    • >4L/min O2 requirement
    • Elderly, very young
    • Concomitant HACE or co-morbid cardio-pulmonary disease
      • Dexamethasone if concomitant HACE
  • Low-flow outpatient O2for others; check daily
recovery from hape
Recovery from HAPE
  • Variable; little evidence in literature
  • May take 2 weeks to recover strength
  • Resume some activity when SaO2 > 90% without supplemental O2
  • Remaining at some altitude fosters acclimatization via pulmonary arteriolar remodeling
reascent following resolution of high altitude pulmonary edema hape
“Reascent following resolution of high altitude pulmonary edema (HAPE).”
  • Case reports of 3 mountaineers with HAPE
  • Treated with…
    • descent to lower altitude
    • oxygen
    • rest 2-3 days
  • Resumed ascent; no prophylaxis
    • < 600 m/day ascent; several rest days
  • RESULT: all reached peaks w/o HAPE
    • One reached summit of Mt. Everest at 8850 m (29,035 ft)
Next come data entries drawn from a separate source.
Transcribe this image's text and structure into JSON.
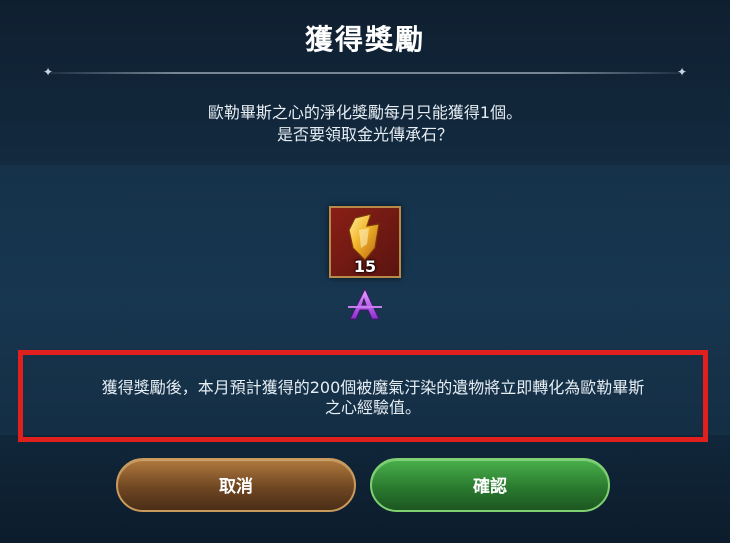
{
  "dialog": {
    "title": "獲得獎勵",
    "message_line1": "歐勒畢斯之心的淨化獎勵每月只能獲得1個。",
    "message_line2": "是否要領取金光傳承石？",
    "reward": {
      "icon": "golden-stone-icon",
      "count": "15",
      "grade_icon": "grade-a-icon"
    },
    "notice_line1": "獲得獎勵後，本月預計獲得的200個被魔氣汙染的遺物將立即轉化為歐勒畢斯",
    "notice_line2": "之心經驗值。",
    "cancel_label": "取消",
    "confirm_label": "確認"
  },
  "colors": {
    "highlight_border": "#e0201c",
    "cancel_button": "#6f4622",
    "confirm_button": "#2a7a2f"
  }
}
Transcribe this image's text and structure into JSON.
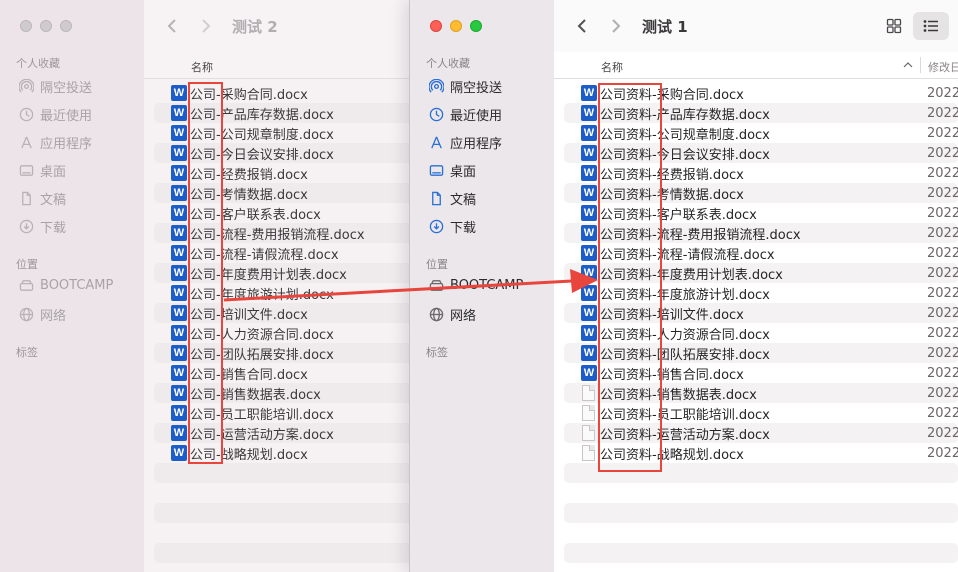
{
  "colors": {
    "accent": "#2a6fd6",
    "annotation": "#e8453c",
    "word_blue": "#1d5dc7"
  },
  "sidebar_sections": {
    "favorites": "个人收藏",
    "locations": "位置",
    "tags": "标签"
  },
  "sidebar_items": {
    "airdrop": "隔空投送",
    "recents": "最近使用",
    "applications": "应用程序",
    "desktop": "桌面",
    "documents": "文稿",
    "downloads": "下载",
    "bootcamp": "BOOTCAMP",
    "network": "网络"
  },
  "back_window": {
    "title": "测试 2",
    "col_name": "名称",
    "files": [
      "公司-采购合同.docx",
      "公司-产品库存数据.docx",
      "公司-公司规章制度.docx",
      "公司-今日会议安排.docx",
      "公司-经费报销.docx",
      "公司-考情数据.docx",
      "公司-客户联系表.docx",
      "公司-流程-费用报销流程.docx",
      "公司-流程-请假流程.docx",
      "公司-年度费用计划表.docx",
      "公司-年度旅游计划.docx",
      "公司-培训文件.docx",
      "公司-人力资源合同.docx",
      "公司-团队拓展安排.docx",
      "公司-销售合同.docx",
      "公司-销售数据表.docx",
      "公司-员工职能培训.docx",
      "公司-运营活动方案.docx",
      "公司-战略规划.docx"
    ]
  },
  "front_window": {
    "title": "测试 1",
    "col_name": "名称",
    "col_modified": "修改日",
    "date_prefix": "2022",
    "files": [
      {
        "name": "公司资料-采购合同.docx",
        "icon": "word"
      },
      {
        "name": "公司资料-产品库存数据.docx",
        "icon": "word"
      },
      {
        "name": "公司资料-公司规章制度.docx",
        "icon": "word"
      },
      {
        "name": "公司资料-今日会议安排.docx",
        "icon": "word"
      },
      {
        "name": "公司资料-经费报销.docx",
        "icon": "word"
      },
      {
        "name": "公司资料-考情数据.docx",
        "icon": "word"
      },
      {
        "name": "公司资料-客户联系表.docx",
        "icon": "word"
      },
      {
        "name": "公司资料-流程-费用报销流程.docx",
        "icon": "word"
      },
      {
        "name": "公司资料-流程-请假流程.docx",
        "icon": "word"
      },
      {
        "name": "公司资料-年度费用计划表.docx",
        "icon": "word"
      },
      {
        "name": "公司资料-年度旅游计划.docx",
        "icon": "word"
      },
      {
        "name": "公司资料-培训文件.docx",
        "icon": "word"
      },
      {
        "name": "公司资料-人力资源合同.docx",
        "icon": "word"
      },
      {
        "name": "公司资料-团队拓展安排.docx",
        "icon": "word"
      },
      {
        "name": "公司资料-销售合同.docx",
        "icon": "word"
      },
      {
        "name": "公司资料-销售数据表.docx",
        "icon": "generic"
      },
      {
        "name": "公司资料-员工职能培训.docx",
        "icon": "generic"
      },
      {
        "name": "公司资料-运营活动方案.docx",
        "icon": "generic"
      },
      {
        "name": "公司资料-战略规划.docx",
        "icon": "generic"
      }
    ]
  }
}
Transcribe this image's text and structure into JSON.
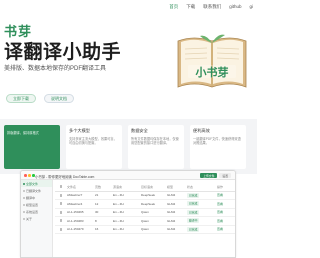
{
  "nav": {
    "items": [
      "首页",
      "下载",
      "联系我们",
      "github",
      "gi"
    ]
  },
  "hero": {
    "title_small": "书芽",
    "title_big": "译翻译小助手",
    "subtitle": "美排版、数据本地保存的PDF翻译工具",
    "primary_button": "立即下载",
    "secondary_button": "说明文档"
  },
  "illustration": {
    "label": "小书芽",
    "accent": "#2f8f5b"
  },
  "features": [
    {
      "title": "",
      "desc": "排版翻译，保持原格式"
    },
    {
      "title": "多个大模型",
      "desc": "支持多家主流大模型，效果可靠，可自由切换与配置。"
    },
    {
      "title": "数据安全",
      "desc": "所有文件数据均保存在本地，仅使用您配置的接口进行翻译。"
    },
    {
      "title": "便利高效",
      "desc": "一键翻译PDF文件，快速获得双语对照结果。"
    }
  ],
  "app": {
    "title": "小书芽 - 带你更好地阅读 DocTable.com",
    "toolbar": [
      "上传文件",
      "设置"
    ],
    "sidebar": [
      {
        "label": "全部文件",
        "active": true
      },
      {
        "label": "已翻译文件",
        "active": false
      },
      {
        "label": "翻译中",
        "active": false
      },
      {
        "label": "模型设置",
        "active": false
      },
      {
        "label": "系统设置",
        "active": false
      },
      {
        "label": "关于",
        "active": false
      }
    ],
    "table_headers": [
      "",
      "文件名",
      "页数",
      "源语言",
      "目标语言",
      "模型",
      "状态",
      "操作"
    ],
    "rows": [
      [
        "",
        "AMwebrer7",
        "21",
        "En→ZH",
        "DeepSeek",
        "GLM4",
        "已完成",
        "查看"
      ],
      [
        "",
        "AMwebrer4",
        "12",
        "En→ZH",
        "DeepSeek",
        "GLM4",
        "已完成",
        "查看"
      ],
      [
        "",
        "AI-1-150495",
        "30",
        "En→ZH",
        "Qwen",
        "GLM4",
        "已完成",
        "查看"
      ],
      [
        "",
        "AI-1-150483",
        "8",
        "En→ZH",
        "Qwen",
        "GLM4",
        "翻译中",
        "查看"
      ],
      [
        "",
        "AI-1-150479",
        "16",
        "En→ZH",
        "Qwen",
        "GLM4",
        "已完成",
        "查看"
      ]
    ]
  }
}
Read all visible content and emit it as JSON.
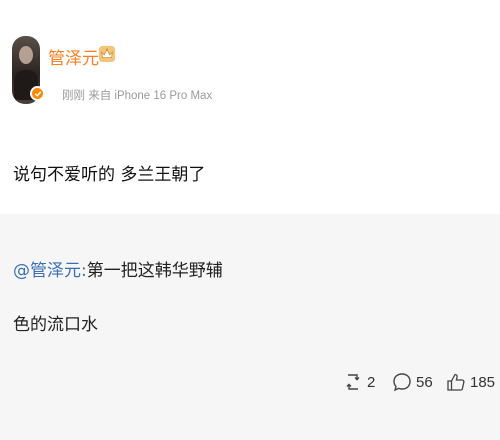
{
  "post": {
    "username": "管泽元",
    "meta": "刚刚 来自 iPhone 16 Pro Max",
    "text": "说句不爱听的 多兰王朝了"
  },
  "quoted": {
    "mention": "@管泽元:",
    "line1_rest": "第一把这韩华野辅",
    "line2": "色的流口水"
  },
  "actions": {
    "repost_count": "2",
    "comment_count": "56",
    "like_count": "185"
  },
  "icons": {
    "avatar_badge": "verified-badge-icon",
    "vip": "vip-crown-icon",
    "repost": "repost-icon",
    "comment": "comment-icon",
    "like": "like-icon"
  },
  "colors": {
    "username": "#ff7e1f",
    "mention": "#3a6fb5",
    "quoted_bg": "#f6f6f6",
    "meta": "#9a9a9a"
  }
}
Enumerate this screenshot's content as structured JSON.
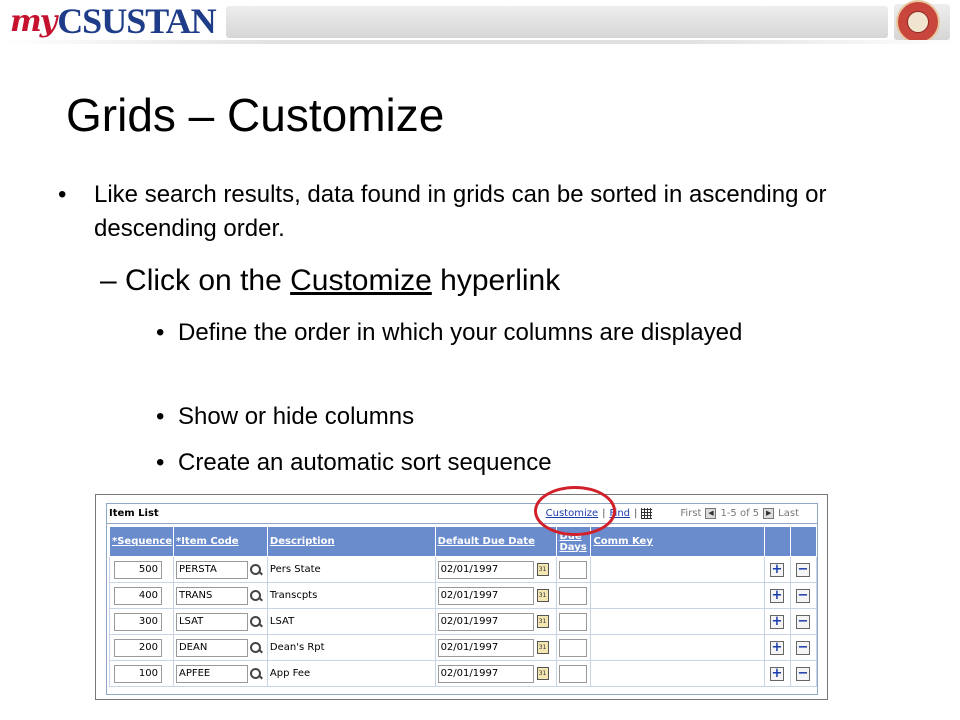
{
  "banner": {
    "logo_prefix": "my",
    "logo_main": "CSUSTAN"
  },
  "slide": {
    "title": "Grids – Customize",
    "bullet_symbol": "•",
    "dash_symbol": "–",
    "bullet1": "Like search results, data found in grids can be sorted in ascending or descending order.",
    "sub_pre": "Click on the ",
    "sub_link": "Customize",
    "sub_post": " hyperlink",
    "points": [
      "Define the order in which your columns are displayed",
      "Show or hide columns",
      "Create an automatic sort sequence"
    ]
  },
  "grid": {
    "title": "Item List",
    "tools": {
      "customize": "Customize",
      "sep": "|",
      "find": "Find",
      "first": "First",
      "range": "1-5 of 5",
      "last": "Last"
    },
    "columns": [
      "*Sequence",
      "*Item Code",
      "Description",
      "Default Due Date",
      "Due Days",
      "Comm Key"
    ],
    "rows": [
      {
        "seq": "500",
        "code": "PERSTA",
        "desc": "Pers State",
        "date": "02/01/1997"
      },
      {
        "seq": "400",
        "code": "TRANS",
        "desc": "Transcpts",
        "date": "02/01/1997"
      },
      {
        "seq": "300",
        "code": "LSAT",
        "desc": "LSAT",
        "date": "02/01/1997"
      },
      {
        "seq": "200",
        "code": "DEAN",
        "desc": "Dean's Rpt",
        "date": "02/01/1997"
      },
      {
        "seq": "100",
        "code": "APFEE",
        "desc": "App Fee",
        "date": "02/01/1997"
      }
    ],
    "add_symbol": "+",
    "remove_symbol": "−",
    "cal_label": "31"
  },
  "colors": {
    "header_bg": "#6b8ccc",
    "highlight_circle": "#d2202a",
    "brand_red": "#c4122f",
    "brand_blue": "#1f3c88"
  }
}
Litch JA, Bishop R. High Alt Med Biol 2001 Spring;2(1):53-5

return to altitude activity after recovery from hape
Return to Altitude Activity after recovery from HAPE

(No evidence based recommendations)

  • Strict adherence to acclimatization and slow ascent protocols
    • Ascend < 300 - 600 m/day
    • Rest day every 600 – 1200 m
  • Consider prophylaxis:
    • acetazolamide and/or
    • nifedipine or salmeterol

(especially if ascent will be > 600 m/day)

review
Review
  • Little evidence for recommendations of Return to Altitude Activity after HAI
  • Acclimatization and slow ascent are powerful
    • Ascend < 600 m/day
    • Rest day every 600 – 1200 m
  • Prophylactic meds advised if unable to comply
  • Consider neuro-psych deficits from moderate AMS/HACE and their effect on activity